─── Records for the task

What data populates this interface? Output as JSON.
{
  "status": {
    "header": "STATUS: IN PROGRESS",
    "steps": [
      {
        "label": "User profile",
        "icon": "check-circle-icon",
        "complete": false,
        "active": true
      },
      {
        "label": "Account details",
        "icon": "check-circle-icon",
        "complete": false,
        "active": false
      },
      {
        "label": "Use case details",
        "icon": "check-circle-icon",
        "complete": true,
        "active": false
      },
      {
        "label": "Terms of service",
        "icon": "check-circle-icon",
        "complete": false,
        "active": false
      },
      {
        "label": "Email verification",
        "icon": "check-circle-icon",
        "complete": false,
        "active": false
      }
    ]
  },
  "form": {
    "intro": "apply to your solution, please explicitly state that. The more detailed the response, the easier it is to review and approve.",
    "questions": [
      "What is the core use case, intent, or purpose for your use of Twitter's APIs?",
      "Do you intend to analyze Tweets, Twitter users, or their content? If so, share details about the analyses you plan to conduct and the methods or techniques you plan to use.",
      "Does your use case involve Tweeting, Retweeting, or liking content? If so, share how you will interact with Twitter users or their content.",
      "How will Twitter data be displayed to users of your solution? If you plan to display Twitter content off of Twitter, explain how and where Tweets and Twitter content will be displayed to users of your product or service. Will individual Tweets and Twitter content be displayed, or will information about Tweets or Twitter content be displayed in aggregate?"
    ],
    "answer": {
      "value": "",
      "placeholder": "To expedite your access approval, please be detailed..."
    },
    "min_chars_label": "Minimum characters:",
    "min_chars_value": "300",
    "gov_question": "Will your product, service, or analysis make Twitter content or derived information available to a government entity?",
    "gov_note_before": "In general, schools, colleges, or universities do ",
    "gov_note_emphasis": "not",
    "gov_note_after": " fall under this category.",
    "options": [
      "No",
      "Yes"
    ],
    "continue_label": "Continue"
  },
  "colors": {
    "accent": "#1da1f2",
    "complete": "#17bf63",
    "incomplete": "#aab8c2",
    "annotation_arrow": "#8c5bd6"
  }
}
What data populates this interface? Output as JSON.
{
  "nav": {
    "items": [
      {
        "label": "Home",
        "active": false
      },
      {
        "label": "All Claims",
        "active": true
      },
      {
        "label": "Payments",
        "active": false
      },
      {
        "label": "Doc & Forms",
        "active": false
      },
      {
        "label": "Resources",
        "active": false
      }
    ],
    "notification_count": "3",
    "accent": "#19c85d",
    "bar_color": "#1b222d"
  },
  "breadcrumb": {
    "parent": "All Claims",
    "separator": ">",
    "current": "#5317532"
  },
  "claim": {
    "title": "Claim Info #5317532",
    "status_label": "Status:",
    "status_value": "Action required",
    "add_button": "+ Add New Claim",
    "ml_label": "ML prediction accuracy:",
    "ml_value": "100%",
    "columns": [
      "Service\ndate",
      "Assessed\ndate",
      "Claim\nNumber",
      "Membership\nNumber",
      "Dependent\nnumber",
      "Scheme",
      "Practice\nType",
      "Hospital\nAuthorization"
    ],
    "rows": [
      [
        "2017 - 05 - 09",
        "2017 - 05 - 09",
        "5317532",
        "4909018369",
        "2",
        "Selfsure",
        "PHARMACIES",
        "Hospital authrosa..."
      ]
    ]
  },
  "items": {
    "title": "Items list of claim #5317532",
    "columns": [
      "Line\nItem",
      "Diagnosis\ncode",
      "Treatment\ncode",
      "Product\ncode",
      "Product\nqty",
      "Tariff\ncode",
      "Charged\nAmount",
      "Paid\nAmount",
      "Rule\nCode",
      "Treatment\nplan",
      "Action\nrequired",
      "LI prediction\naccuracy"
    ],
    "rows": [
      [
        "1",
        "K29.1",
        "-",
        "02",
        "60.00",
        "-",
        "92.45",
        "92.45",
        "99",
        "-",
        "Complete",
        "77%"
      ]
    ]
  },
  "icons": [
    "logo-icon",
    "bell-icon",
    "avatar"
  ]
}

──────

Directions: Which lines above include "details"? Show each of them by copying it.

Written response:
        "label": "Account details",
        "label": "Use case details",
      "Do you intend to analyze Tweets, Twitter users, or their content? If so, share details about the analyses you plan to conduct and the methods or techniques you plan to use.",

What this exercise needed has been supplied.